Individuals or corporate entities that are no longer capable of paying off their debts to their creditors are normally considered as bankrupt. Under the law, individuals or corporate entities that have lost the financial capacity to handle their financial obligations in favor of their creditors have the option of declaring bankruptcy.
Bankruptcy Law: Its Core Purpose
As provided for under the Bankruptcy Law, otherwise known as the Financial Rehabilitation and Insolvency Act of 2010, individuals or corporate entities who are under financial distress can seek for avenues wherein they are given the chance and are enabled to pay their debts under settlements that allow for extended time and without complications. While the law thus provides bankruptcy declaration as a legal means of protecting the interests of a financially distressed individual or corporate entity, it does not necessarily mean that a debtor is fully discharged from the financial obligation or debt in question.
Bankruptcy Law: A Creditor’s View
For creditors, however, a debtor’s bankruptcy declaration can mean a bitter pill to swallow. Debt settlements can usually mean that the money which a creditor have shelled out in favor of a hkdrs debtor will not easily be recovered and there is even the possibility that the original amount will be reduced. This translates to a loss of profit for the creditor, especially in cases where a settlement indicates that payments will be in the form of lots or properties that may have no enough value at all to be considered as profitable as against their initial financial outlay in favor of the debtor.

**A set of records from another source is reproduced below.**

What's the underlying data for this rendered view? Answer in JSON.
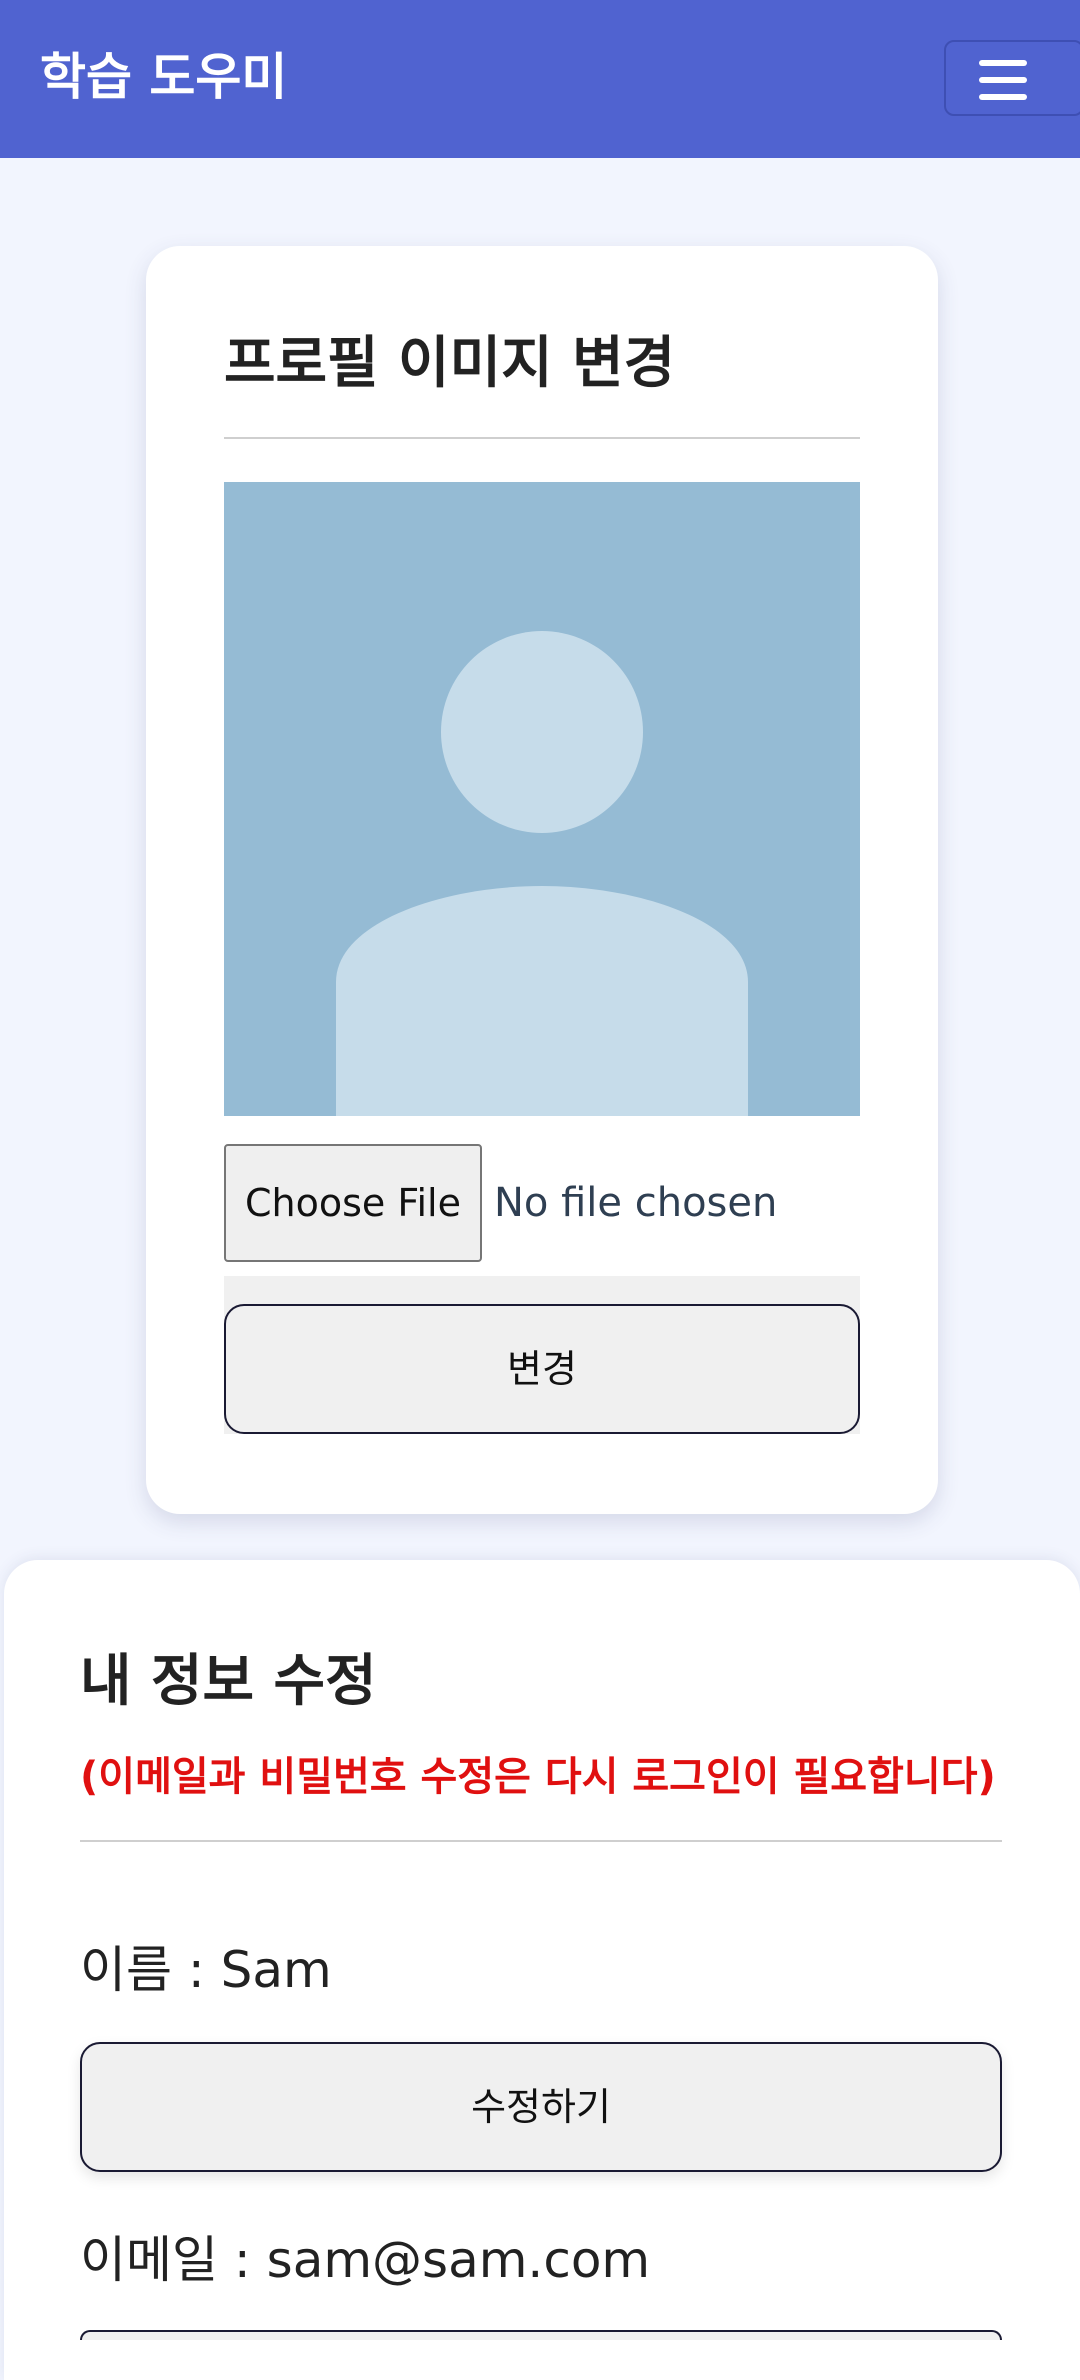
{
  "header": {
    "title": "학습 도우미",
    "menu_icon": "hamburger-menu-icon",
    "background_color": "#5063d0"
  },
  "profile_image_card": {
    "title": "프로필 이미지 변경",
    "avatar_icon": "default-user-avatar-icon",
    "file_input": {
      "button_label": "Choose File",
      "status": "No file chosen"
    },
    "submit_label": "변경"
  },
  "my_info_card": {
    "title": "내 정보 수정",
    "notice": "(이메일과 비밀번호 수정은 다시 로그인이 필요합니다)",
    "notice_color": "#e01010",
    "name": {
      "label": "이름",
      "value": "Sam",
      "edit_label": "수정하기"
    },
    "email": {
      "label": "이메일",
      "value": "sam@sam.com"
    }
  }
}
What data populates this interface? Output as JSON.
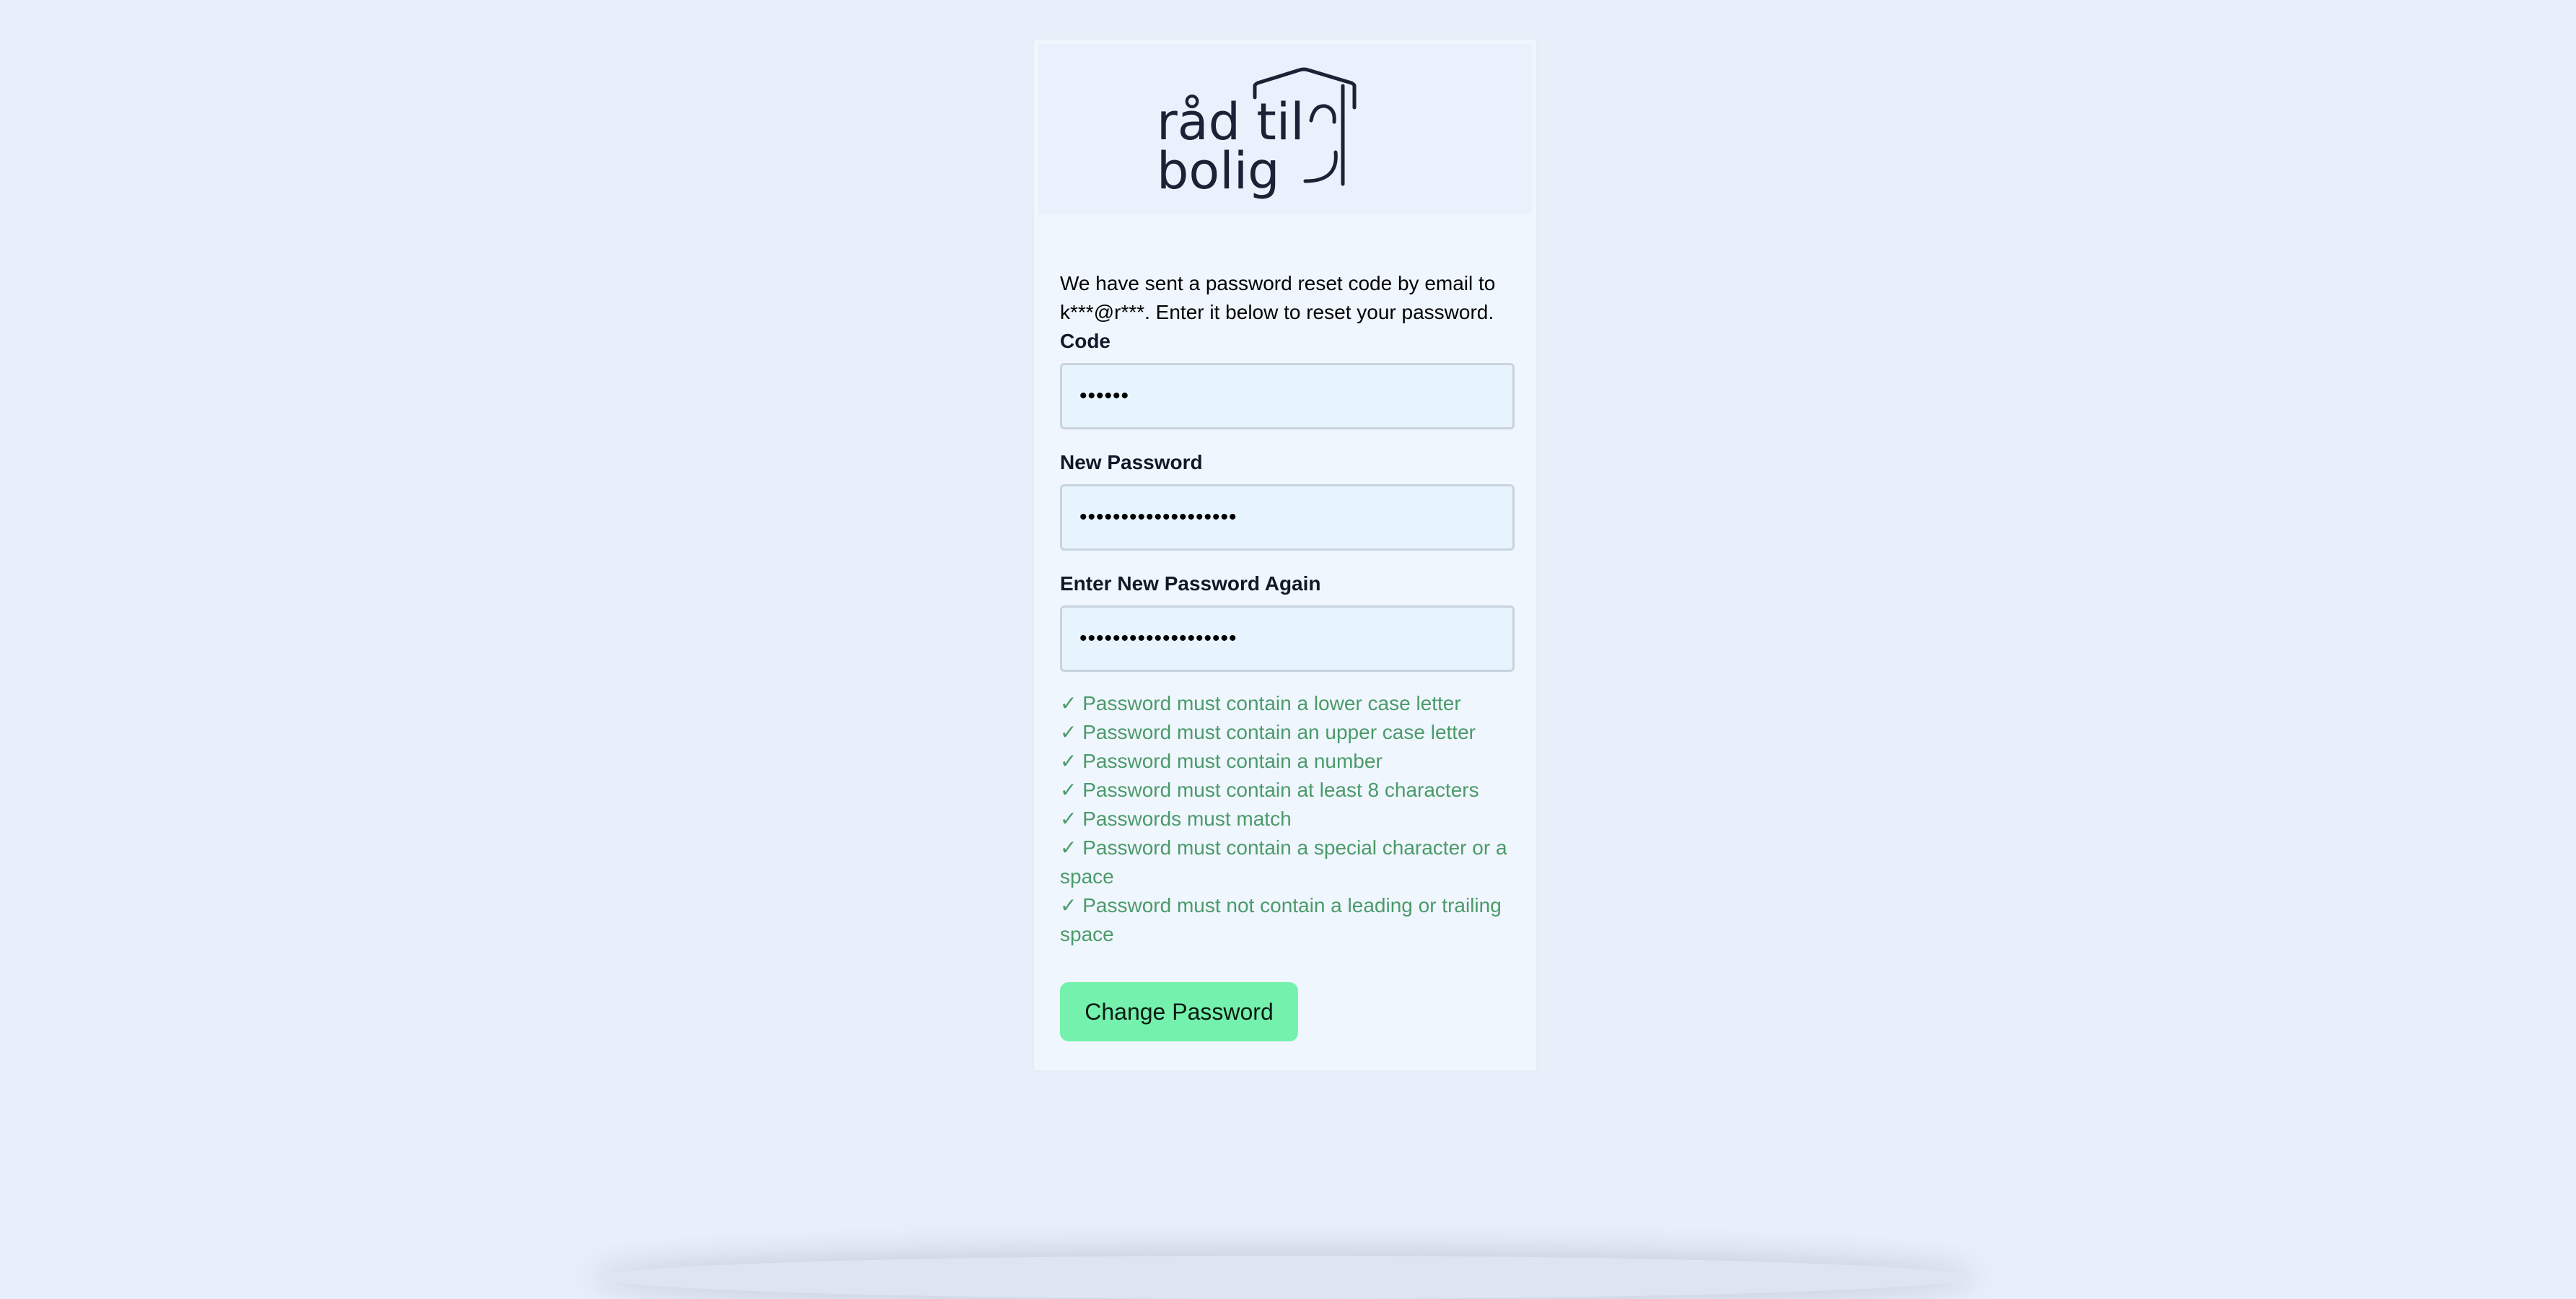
{
  "brand": {
    "logo_line1": "råd til",
    "logo_line2": "bolig"
  },
  "reset": {
    "message": "We have sent a password reset code by email to k***@r***. Enter it below to reset your password.",
    "code_label": "Code",
    "code_value": "••••••",
    "new_password_label": "New Password",
    "new_password_value": "•••••••••••••••••••",
    "confirm_password_label": "Enter New Password Again",
    "confirm_password_value": "•••••••••••••••••••",
    "rules": [
      "✓ Password must contain a lower case letter",
      "✓ Password must contain an upper case letter",
      "✓ Password must contain a number",
      "✓ Password must contain at least 8 characters",
      "✓ Passwords must match",
      "✓ Password must contain a special character or a space",
      "✓ Password must not contain a leading or trailing space"
    ],
    "submit_label": "Change Password"
  },
  "colors": {
    "background": "#e8eefa",
    "card": "#eff6fd",
    "rule_ok": "#4b9a6a",
    "button": "#74f1ad"
  }
}
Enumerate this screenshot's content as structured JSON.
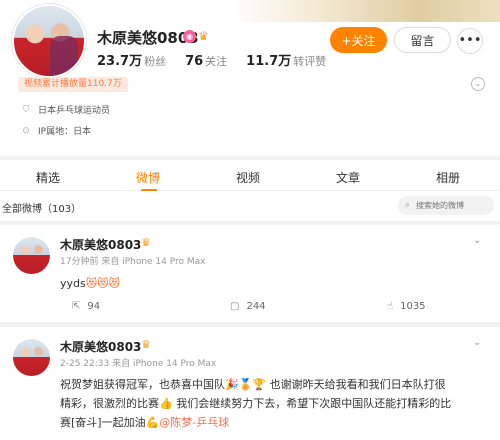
{
  "profile": {
    "username": "木原美悠0803",
    "stats": [
      {
        "value": "23.7万",
        "label": "粉丝"
      },
      {
        "value": "76",
        "label": "关注"
      },
      {
        "value": "11.7万",
        "label": "转评赞"
      }
    ],
    "follow_label": "+关注",
    "message_label": "留言",
    "more_label": "•••",
    "plays_label": "视频累计播放量110.7万",
    "bio": "日本乒乓球运动员",
    "ip_label": "IP属地：日本"
  },
  "tabs": [
    "精选",
    "微博",
    "视频",
    "文章",
    "相册"
  ],
  "active_tab": "微博",
  "feed": {
    "title": "全部微博（103）",
    "search_placeholder": "搜索她的微博"
  },
  "posts": [
    {
      "author": "木原美悠0803",
      "time": "17分钟前",
      "source": "来自 iPhone 14 Pro Max",
      "text": "yyds",
      "emojis": "😻😻😻",
      "shares": "94",
      "comments": "244",
      "likes": "1035"
    },
    {
      "author": "木原美悠0803",
      "time": "2-25 22:33",
      "source": "来自 iPhone 14 Pro Max",
      "line1": "祝贺梦姐获得冠军，也恭喜中国队🎉🏅🏆 也谢谢昨天给我看和我们日本队打很",
      "line2": "精彩，很激烈的比赛👍 我们会继续努力下去，希望下次跟中国队还能打精彩的比",
      "line3a": "赛[奋斗]一起加油💪",
      "mention": "@陈梦-乒乓球"
    }
  ],
  "colors": {
    "accent": "#ff8200",
    "link": "#eb7350",
    "plays_bg": "#fde9de"
  }
}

Now, who gets the most favor from Bankruptcy Law as currently practiced? Is it more in favor of a debtor or a creditor? Going back to history, bankruptcy or insolvency takes its roots from Islam. Early followers of the Qur’an practiced the teachings of the said book concerning insolvency. The Qur’an teachings states that an individual undergoing the hardships of insolvency should be allowed enough time to ease up until the ability to pay up the debt in question is regained. For a modern creditor, however, the reality of inflation and tax increases, among others, makes the bankruptcy law a disadvantage to deal with.
Debt Restructuring as an Alternative
Corporate entities and individual business owners, however, have other means at their disposal apart from bankruptcy and closure of operations. Under Debt Restructuring, a public or private company or individual business entity, and even sovereign entities, can be allowed to renegotiate or reduce the debt in question so that financial stability can be gradually restored through a rehabilitative process. This allows for continuous business operations which in turn ensure that future debt payments can be secured by the creditor concerned, albeit in reduced and extended terms.
The advantage of debt restructuring as against bankruptcy is that it is less expensive, with the main costs covering the time and effort spent in negotiating with creditors, vendors, bankers, and tax authorities. Furthermore, it is a process by which a financially distressed individual or company can gain recovery, and creditors can regain their investments or money.